  6. Consumer discretionary will always yield winners, but will also have some infamous flameouts, however, on net, we are a consumer world, though, so a winning sector.
  7. Industry that used technology well will crush industry that does not use technology well.
  8. Materials for the electrification of the economy will require new and expanded supplies and certain materials will, i.e. gold, will do well because of inflationary policy.
  9. Real estate will be driven by the old mantra, “location, location, location.” Most money is made in redevelopment, not rents – something that “real” real estate investors already know.
  10. Low interest rates mean financials will be in muddle through mode for a long time. 
  11. Energy is in massive transition with many past winners becoming losers and new winners emerging. 
  12. Utilities, like energy are in massive transition, meaning many past winners becoming losers and new winners emerging.  
  13. Consumer staples will only grow as fast as the economy with many companies suffering from debt that puts them in the zombie category.

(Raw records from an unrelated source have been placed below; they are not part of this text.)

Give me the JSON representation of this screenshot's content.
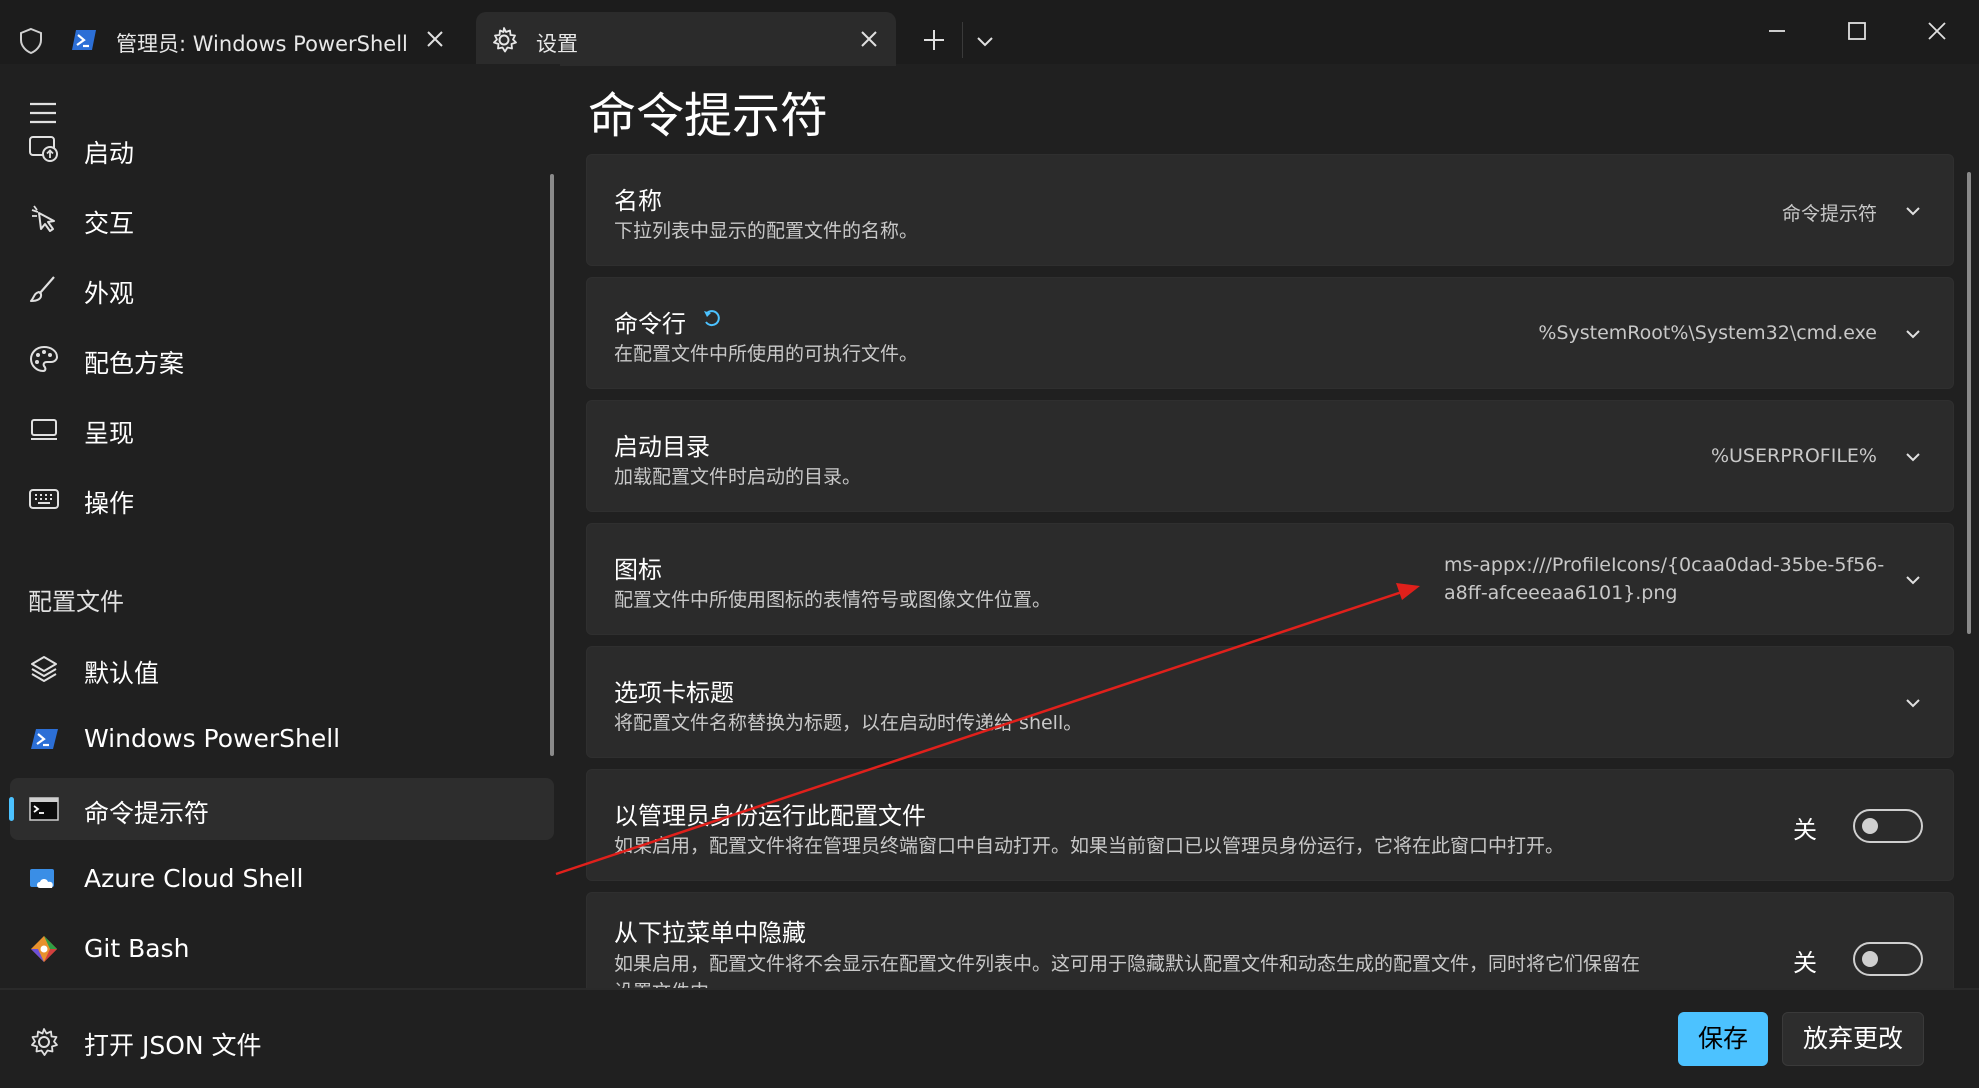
{
  "titlebar": {
    "tabs": [
      {
        "label": "管理员: Windows PowerShell",
        "icon": "powershell-icon",
        "active": false
      },
      {
        "label": "设置",
        "icon": "gear-icon",
        "active": true
      }
    ]
  },
  "nav": {
    "items": [
      {
        "label": "启动",
        "icon": "startup-icon"
      },
      {
        "label": "交互",
        "icon": "interaction-icon"
      },
      {
        "label": "外观",
        "icon": "brush-icon"
      },
      {
        "label": "配色方案",
        "icon": "palette-icon"
      },
      {
        "label": "呈现",
        "icon": "monitor-icon"
      },
      {
        "label": "操作",
        "icon": "keyboard-icon"
      }
    ],
    "section_label": "配置文件",
    "profiles": [
      {
        "label": "默认值",
        "icon": "layers-icon"
      },
      {
        "label": "Windows PowerShell",
        "icon": "powershell-icon"
      },
      {
        "label": "命令提示符",
        "icon": "cmd-icon",
        "selected": true
      },
      {
        "label": "Azure Cloud Shell",
        "icon": "azure-icon"
      },
      {
        "label": "Git Bash",
        "icon": "git-icon"
      }
    ]
  },
  "bottom": {
    "open_json_label": "打开 JSON 文件",
    "save_label": "保存",
    "discard_label": "放弃更改"
  },
  "main": {
    "title": "命令提示符",
    "settings": [
      {
        "title": "名称",
        "description": "下拉列表中显示的配置文件的名称。",
        "value": "命令提示符"
      },
      {
        "title": "命令行",
        "description": "在配置文件中所使用的可执行文件。",
        "value": "%SystemRoot%\\System32\\cmd.exe",
        "has_reset": true
      },
      {
        "title": "启动目录",
        "description": "加载配置文件时启动的目录。",
        "value": "%USERPROFILE%"
      },
      {
        "title": "图标",
        "description": "配置文件中所使用图标的表情符号或图像文件位置。",
        "value_line1": "ms-appx:///ProfileIcons/{0caa0dad-35be-5f56-",
        "value_line2": "a8ff-afceeeaa6101}.png"
      },
      {
        "title": "选项卡标题",
        "description": "将配置文件名称替换为标题，以在启动时传递给 shell。",
        "value": ""
      },
      {
        "title": "以管理员身份运行此配置文件",
        "description": "如果启用，配置文件将在管理员终端窗口中自动打开。如果当前窗口已以管理员身份运行，它将在此窗口中打开。",
        "toggle_label": "关",
        "toggle_on": false
      },
      {
        "title": "从下拉菜单中隐藏",
        "description_line1": "如果启用，配置文件将不会显示在配置文件列表中。这可用于隐藏默认配置文件和动态生成的配置文件，同时将它们保留在",
        "description_line2": "设置文件中。",
        "toggle_label": "关",
        "toggle_on": false
      }
    ]
  },
  "colors": {
    "accent": "#4cc2ff",
    "annotation_arrow": "#e0201b",
    "background": "#202020",
    "card": "#2b2b2b"
  }
}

At a minimum, I think we should expect a normal stock market correction. Roughly half the value from the prior cycle low to the cycle high. The recent S&P 500 (SPY) (VOO) low was 220.15 and a high of 378.46. If that was the final high, then we’d expect about an 80 point correction to a SPY around 300, maybe a little more or a little less. Are things normal? 

If margin unwinds are severe, there could be another level lower than normal. How far down is that? As far as the Fed lets it get before it turns on the fire hose again. 

In any scenario, the short answer to investing for the next decade is to stick to the barbell. It’s just a matter of at what prices to be a buyer. Accepting the barbell means you have to accept that we are near the end of a credit cycle, or at least a long-term flattening out, and that that disruption in the next decade will be faster and of greater magnitude than what it was in the past four decades.

Related Articles